Labor Day has passed and fall begins. I have been inundated with calls about unusual concerns on what the remainder of 2013 will hold for the markets. Now that Syria has been added to the list with debit ceilings, Bernanke replacement and the “tapering commencement” I am not surprised. We have had a good year if you were invested. With yields still historically low those holding cash have valid concerns. You will be getting your August statements soon and reflected in your performance is a 4.5% correction. As I have repeatedly stated, every year since 1945 we have experienced a 5% to 10% pull back. This one is text book, since it happened in the traditional August swoon.
How should we reason with the above events? These are short term effects not long term conditions. The market has already priced in tapering, does it really matter who the new Fed boss will be, and Syria may turn out to be a positive instead of a negative. The stage is still set for a meaningful rally and the Bull took August just to catch his breath. Bull or Bear is the subject of many of the TV debates, but remember bull markets don’t end until Monetary Liquidity ends. Going from 85 billion of bond purchases by the Fed to 65 billion is still stimulus; no matter how you view it.
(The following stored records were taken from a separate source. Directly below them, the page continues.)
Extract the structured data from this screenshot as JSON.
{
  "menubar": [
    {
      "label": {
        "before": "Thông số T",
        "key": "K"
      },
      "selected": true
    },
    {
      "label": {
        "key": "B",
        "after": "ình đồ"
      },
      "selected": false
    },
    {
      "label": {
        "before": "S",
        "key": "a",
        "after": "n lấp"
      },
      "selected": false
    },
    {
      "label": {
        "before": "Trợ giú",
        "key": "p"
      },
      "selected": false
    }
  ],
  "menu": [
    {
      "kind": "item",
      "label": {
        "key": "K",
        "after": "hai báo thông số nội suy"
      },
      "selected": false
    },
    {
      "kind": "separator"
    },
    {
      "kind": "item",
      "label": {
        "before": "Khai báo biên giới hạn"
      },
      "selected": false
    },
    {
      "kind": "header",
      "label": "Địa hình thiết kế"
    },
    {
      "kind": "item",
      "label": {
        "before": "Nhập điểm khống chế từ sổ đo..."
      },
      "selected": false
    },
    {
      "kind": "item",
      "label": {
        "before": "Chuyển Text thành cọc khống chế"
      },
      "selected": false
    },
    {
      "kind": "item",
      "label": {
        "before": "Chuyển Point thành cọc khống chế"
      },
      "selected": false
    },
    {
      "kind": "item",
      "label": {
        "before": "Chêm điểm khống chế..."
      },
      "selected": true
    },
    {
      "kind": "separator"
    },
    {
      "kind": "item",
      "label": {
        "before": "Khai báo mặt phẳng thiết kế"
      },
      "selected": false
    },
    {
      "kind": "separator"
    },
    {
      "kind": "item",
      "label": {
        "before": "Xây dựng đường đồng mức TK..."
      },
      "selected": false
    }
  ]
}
Every measurement of market valuation still shows to be “cheap” from a historical perspective. The problem is behavior of the investor which now has gone from the fear of the market being overbought to oversold and afraid to commit.
Therefore, I personally, am still staying with my allocations 75% equities 25% fixed income, and using any downside to add to positions. Of course, your risk appetite will vary based on you goals as it should, but remember I do this for a living and my threshold for fear is very high. Like Kramer says (one of the facts I agree with), “there is a bull market somewhere.”